(Beginning of RECORDS FOR THE TASK)

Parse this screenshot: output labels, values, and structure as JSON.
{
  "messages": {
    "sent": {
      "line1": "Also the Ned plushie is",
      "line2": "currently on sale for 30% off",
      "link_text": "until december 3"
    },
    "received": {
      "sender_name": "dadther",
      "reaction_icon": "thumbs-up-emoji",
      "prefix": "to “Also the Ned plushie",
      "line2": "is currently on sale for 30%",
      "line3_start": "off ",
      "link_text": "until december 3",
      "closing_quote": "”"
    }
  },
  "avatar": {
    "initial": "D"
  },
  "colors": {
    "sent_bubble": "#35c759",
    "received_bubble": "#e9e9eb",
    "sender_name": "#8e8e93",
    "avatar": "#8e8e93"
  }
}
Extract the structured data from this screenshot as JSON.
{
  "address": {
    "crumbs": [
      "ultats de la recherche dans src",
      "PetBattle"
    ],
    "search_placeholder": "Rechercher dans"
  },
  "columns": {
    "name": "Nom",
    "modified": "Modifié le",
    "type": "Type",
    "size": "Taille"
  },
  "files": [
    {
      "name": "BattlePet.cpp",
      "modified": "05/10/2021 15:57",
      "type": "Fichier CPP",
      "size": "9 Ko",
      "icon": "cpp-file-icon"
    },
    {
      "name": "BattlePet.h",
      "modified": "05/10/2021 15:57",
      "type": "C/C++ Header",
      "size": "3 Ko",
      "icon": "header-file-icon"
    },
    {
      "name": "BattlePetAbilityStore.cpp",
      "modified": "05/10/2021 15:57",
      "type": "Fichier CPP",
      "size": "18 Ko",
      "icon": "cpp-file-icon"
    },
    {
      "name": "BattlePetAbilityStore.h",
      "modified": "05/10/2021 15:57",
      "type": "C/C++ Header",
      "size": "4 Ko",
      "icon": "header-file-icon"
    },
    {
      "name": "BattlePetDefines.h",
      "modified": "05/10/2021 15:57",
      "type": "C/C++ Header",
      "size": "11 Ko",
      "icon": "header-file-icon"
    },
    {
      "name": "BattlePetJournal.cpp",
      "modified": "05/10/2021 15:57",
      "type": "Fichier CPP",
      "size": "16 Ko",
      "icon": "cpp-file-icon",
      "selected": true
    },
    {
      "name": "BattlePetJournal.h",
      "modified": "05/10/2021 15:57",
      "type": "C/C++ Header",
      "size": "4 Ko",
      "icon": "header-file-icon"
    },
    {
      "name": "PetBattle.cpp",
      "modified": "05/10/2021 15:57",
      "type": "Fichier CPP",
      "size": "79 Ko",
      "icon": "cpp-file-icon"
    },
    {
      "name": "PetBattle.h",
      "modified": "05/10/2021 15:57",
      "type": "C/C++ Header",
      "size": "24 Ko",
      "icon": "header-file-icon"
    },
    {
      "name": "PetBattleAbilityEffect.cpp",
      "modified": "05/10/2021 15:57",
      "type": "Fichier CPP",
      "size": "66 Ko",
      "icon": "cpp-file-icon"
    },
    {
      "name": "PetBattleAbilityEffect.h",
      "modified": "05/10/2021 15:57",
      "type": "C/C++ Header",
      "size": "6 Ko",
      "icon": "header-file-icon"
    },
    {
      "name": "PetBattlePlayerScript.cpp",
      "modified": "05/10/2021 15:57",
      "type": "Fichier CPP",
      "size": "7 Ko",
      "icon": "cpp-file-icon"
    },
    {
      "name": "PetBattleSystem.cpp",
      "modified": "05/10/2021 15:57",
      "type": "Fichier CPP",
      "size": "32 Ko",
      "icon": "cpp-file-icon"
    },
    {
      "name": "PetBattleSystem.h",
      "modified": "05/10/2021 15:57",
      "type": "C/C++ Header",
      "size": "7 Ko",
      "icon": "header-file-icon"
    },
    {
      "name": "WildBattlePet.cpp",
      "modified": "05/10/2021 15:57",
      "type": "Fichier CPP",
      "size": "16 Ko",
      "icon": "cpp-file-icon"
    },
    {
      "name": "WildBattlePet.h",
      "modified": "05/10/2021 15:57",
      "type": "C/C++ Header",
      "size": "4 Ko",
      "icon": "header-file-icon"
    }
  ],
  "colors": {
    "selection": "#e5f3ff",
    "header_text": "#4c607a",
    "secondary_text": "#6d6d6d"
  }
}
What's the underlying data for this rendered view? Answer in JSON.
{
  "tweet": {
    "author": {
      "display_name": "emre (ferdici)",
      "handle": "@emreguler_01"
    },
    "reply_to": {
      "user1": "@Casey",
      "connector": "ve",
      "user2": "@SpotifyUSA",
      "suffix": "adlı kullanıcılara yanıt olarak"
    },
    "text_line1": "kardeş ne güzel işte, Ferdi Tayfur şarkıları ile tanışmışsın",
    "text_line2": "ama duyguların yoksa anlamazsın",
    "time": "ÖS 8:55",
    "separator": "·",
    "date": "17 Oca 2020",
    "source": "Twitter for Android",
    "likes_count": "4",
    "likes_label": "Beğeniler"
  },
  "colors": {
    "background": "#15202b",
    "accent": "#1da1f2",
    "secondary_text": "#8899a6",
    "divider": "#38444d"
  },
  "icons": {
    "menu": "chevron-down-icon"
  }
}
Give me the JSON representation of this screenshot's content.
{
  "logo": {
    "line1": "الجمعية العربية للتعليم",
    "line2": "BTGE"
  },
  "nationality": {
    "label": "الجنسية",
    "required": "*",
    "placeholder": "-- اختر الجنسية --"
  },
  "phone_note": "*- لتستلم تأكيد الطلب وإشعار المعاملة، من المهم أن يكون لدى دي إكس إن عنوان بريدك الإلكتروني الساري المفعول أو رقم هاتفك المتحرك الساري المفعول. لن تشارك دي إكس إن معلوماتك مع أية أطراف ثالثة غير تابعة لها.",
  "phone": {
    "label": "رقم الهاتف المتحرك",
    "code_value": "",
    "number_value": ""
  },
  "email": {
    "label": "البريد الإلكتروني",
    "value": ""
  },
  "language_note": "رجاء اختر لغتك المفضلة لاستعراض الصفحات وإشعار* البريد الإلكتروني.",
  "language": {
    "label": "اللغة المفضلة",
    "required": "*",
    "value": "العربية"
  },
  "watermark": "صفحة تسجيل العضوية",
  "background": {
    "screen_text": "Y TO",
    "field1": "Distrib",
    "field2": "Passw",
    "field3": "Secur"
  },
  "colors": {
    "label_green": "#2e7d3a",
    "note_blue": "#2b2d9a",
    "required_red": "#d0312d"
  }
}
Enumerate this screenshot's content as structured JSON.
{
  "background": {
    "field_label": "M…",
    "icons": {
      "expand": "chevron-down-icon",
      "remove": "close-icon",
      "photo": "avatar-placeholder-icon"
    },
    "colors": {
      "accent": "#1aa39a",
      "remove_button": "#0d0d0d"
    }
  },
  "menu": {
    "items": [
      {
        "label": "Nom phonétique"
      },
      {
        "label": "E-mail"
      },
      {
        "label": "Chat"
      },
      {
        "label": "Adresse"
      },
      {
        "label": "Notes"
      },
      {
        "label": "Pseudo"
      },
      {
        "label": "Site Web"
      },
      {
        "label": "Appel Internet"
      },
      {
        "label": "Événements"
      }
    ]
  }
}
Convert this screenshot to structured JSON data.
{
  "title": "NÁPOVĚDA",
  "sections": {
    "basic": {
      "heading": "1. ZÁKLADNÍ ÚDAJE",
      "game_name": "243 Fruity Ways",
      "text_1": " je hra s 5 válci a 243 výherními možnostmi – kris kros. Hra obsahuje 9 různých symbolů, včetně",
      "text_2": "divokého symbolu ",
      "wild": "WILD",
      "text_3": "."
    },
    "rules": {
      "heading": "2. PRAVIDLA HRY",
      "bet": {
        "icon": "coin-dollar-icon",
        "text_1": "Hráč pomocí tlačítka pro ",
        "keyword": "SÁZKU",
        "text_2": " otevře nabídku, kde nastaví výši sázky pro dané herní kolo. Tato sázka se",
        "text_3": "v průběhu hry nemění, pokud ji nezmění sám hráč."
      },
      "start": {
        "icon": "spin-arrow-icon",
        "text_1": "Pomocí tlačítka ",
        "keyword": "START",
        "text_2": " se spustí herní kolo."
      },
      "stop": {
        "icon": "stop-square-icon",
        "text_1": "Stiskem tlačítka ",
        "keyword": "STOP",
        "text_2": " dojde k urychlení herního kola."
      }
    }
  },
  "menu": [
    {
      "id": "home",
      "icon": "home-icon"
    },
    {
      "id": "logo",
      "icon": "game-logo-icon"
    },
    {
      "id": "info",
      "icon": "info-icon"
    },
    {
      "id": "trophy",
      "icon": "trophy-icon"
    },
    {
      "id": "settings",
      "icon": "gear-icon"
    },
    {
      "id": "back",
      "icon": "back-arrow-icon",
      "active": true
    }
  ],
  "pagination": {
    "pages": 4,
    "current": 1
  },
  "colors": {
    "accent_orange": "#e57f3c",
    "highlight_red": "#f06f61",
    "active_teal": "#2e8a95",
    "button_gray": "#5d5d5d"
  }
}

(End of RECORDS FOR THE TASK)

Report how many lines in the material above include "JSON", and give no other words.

6